set command [subst $command]
eval $command


# It is extremely common to see the "list" command being used to properly
# format values that are substituted into Tcl script templates.  There are
# several examples of this, below.


# The "apply" command evaluates a string as a command.
set cmd {{greeting name} {
    return "$greeting, $name!"
}}
apply $cmd Whaddup Neo


# The "uplevel" command evaluates a script in some enclosing scope.
proc greet {} {
    uplevel {puts "$greeting, $name"}
}

proc set_double {varname value} {
    if {[string is double $value]} {
        uplevel [list variable $varname $value]
    } else {
        error [list {not a double} $value]
    }
}


# The "upvar" command links a variable in the current scope to a variable in
# some enclosing scope
proc set_double {varname value} {
    if {[string is double $value]} {
        upvar 1 $varname var
        set var $value
    } else {
        error [list {not a double} $value]
    }
}


# Get rid of the built-in "while" command.
rename ::while {}


# Define a new while command with the "proc" command.  More sophisticated error
# handling is left as an exercise.
proc while {condition script} {
    if {[uplevel 1 [list expr $condition]]} {
        uplevel 1 $script
        tailcall [namespace which while] $condition $script
    }
}


# The "coroutine" command creates a separate call stack, along with a command
# to enter that call stack.

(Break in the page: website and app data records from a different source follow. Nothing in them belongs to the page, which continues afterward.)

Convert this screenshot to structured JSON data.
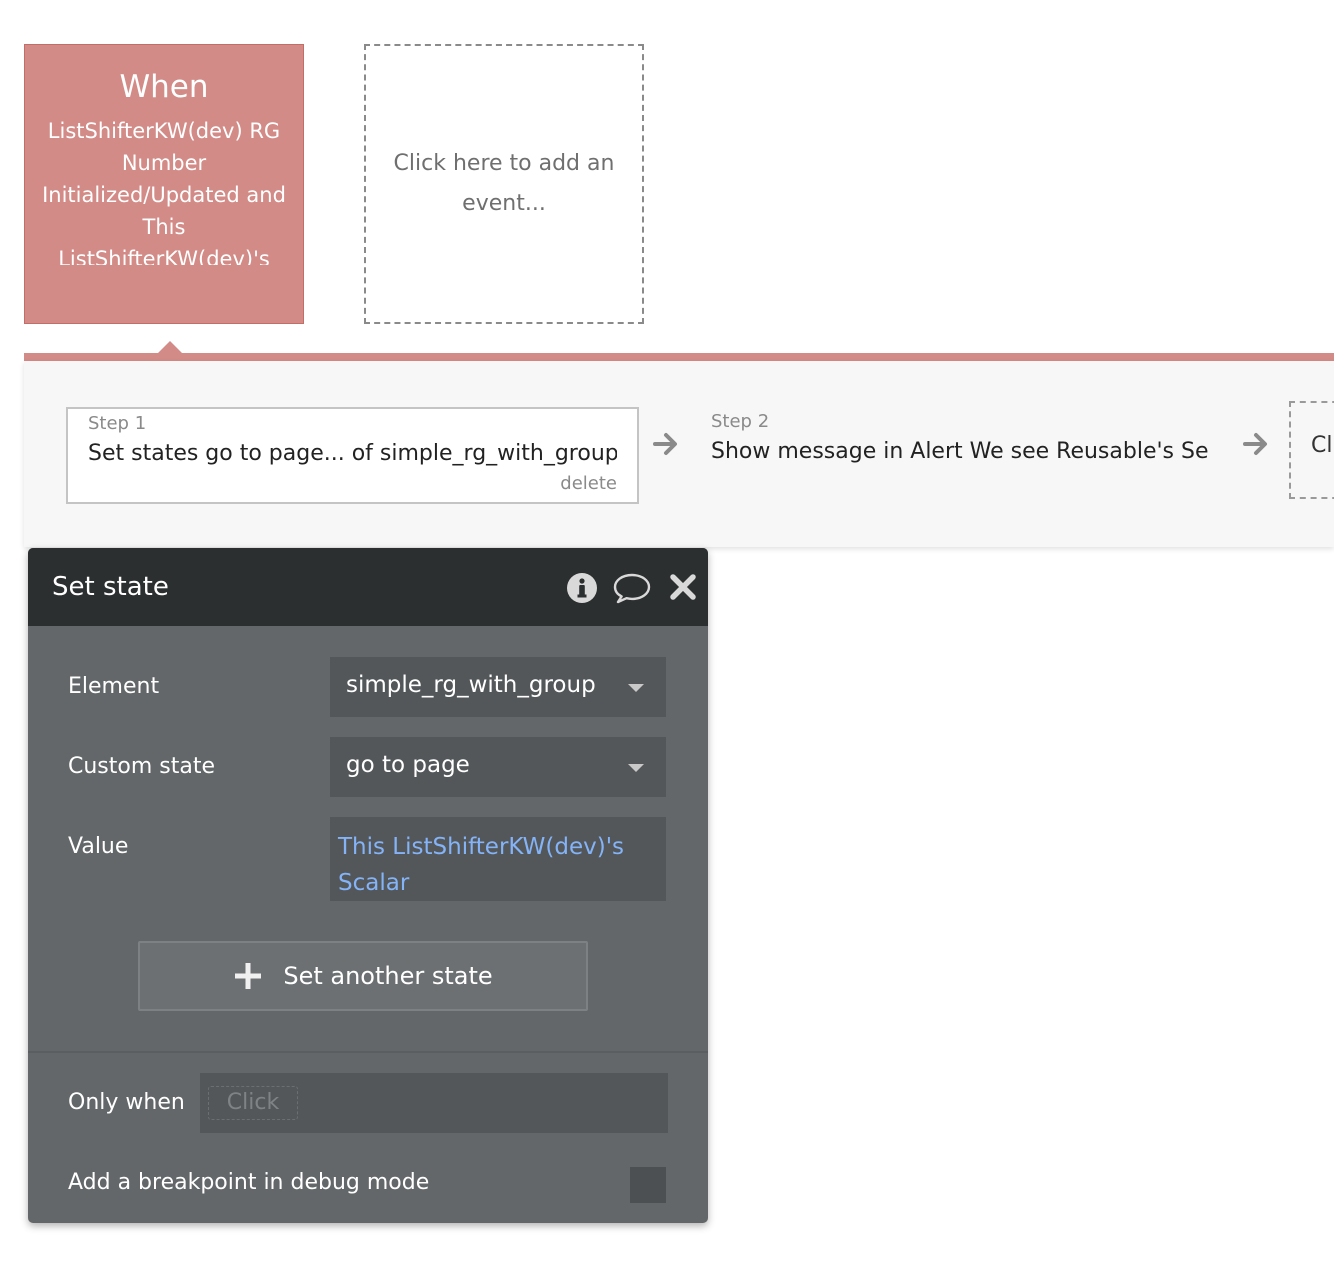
{
  "event": {
    "when_label": "When",
    "description": "ListShifterKW(dev) RG Number Initialized/Updated and This ListShifterKW(dev)'s Scalar is not empty"
  },
  "add_event": {
    "label": "Click here to add an event..."
  },
  "steps": [
    {
      "number": "Step 1",
      "title": "Set states go to page... of simple_rg_with_group",
      "delete_label": "delete"
    },
    {
      "number": "Step 2",
      "title": "Show message in Alert We see Reusable's Se"
    }
  ],
  "next_step_label": "Cl",
  "panel": {
    "title": "Set state",
    "element_label": "Element",
    "element_value": "simple_rg_with_group",
    "custom_state_label": "Custom state",
    "custom_state_value": "go to page",
    "value_label": "Value",
    "value_expression": "This ListShifterKW(dev)'s Scalar",
    "add_button_label": "Set another state",
    "only_when_label": "Only when",
    "only_when_placeholder": "Click",
    "breakpoint_label": "Add a breakpoint in debug mode"
  },
  "colors": {
    "event_bg": "#d28b86",
    "panel_bg": "#636769",
    "panel_header_bg": "#2b2f30",
    "expression_blue": "#84b3f7"
  }
}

The "yield" command suspends execution in that
# stack.
proc countdown {} {
    #send something back to the initial "coroutine" command
    yield

    set count 3
    while {$count > 1} {
        yield [incr count -1]
    }
    return 0
}
coroutine countdown1 countdown
coroutine countdown2 countdown
puts [countdown 1] ;# -> 2
puts [countdown 2] ;# -> 2
puts [countdown 1] ;# -> 1
puts [countdown 1] ;# -> 0
puts [coundown 1] ;# -> invalid command name "countdown1"
puts [countdown 2] ;# -> 1

Reference

Official Tcl Documentation

Tcl Wiki

Tcl Subreddit


Got a suggestion? A correction, perhaps? Open an Issue on the Github Repo, or make a pull request yourself!

Originally contributed by Poor Yorick, and updated by 10 contributor(s).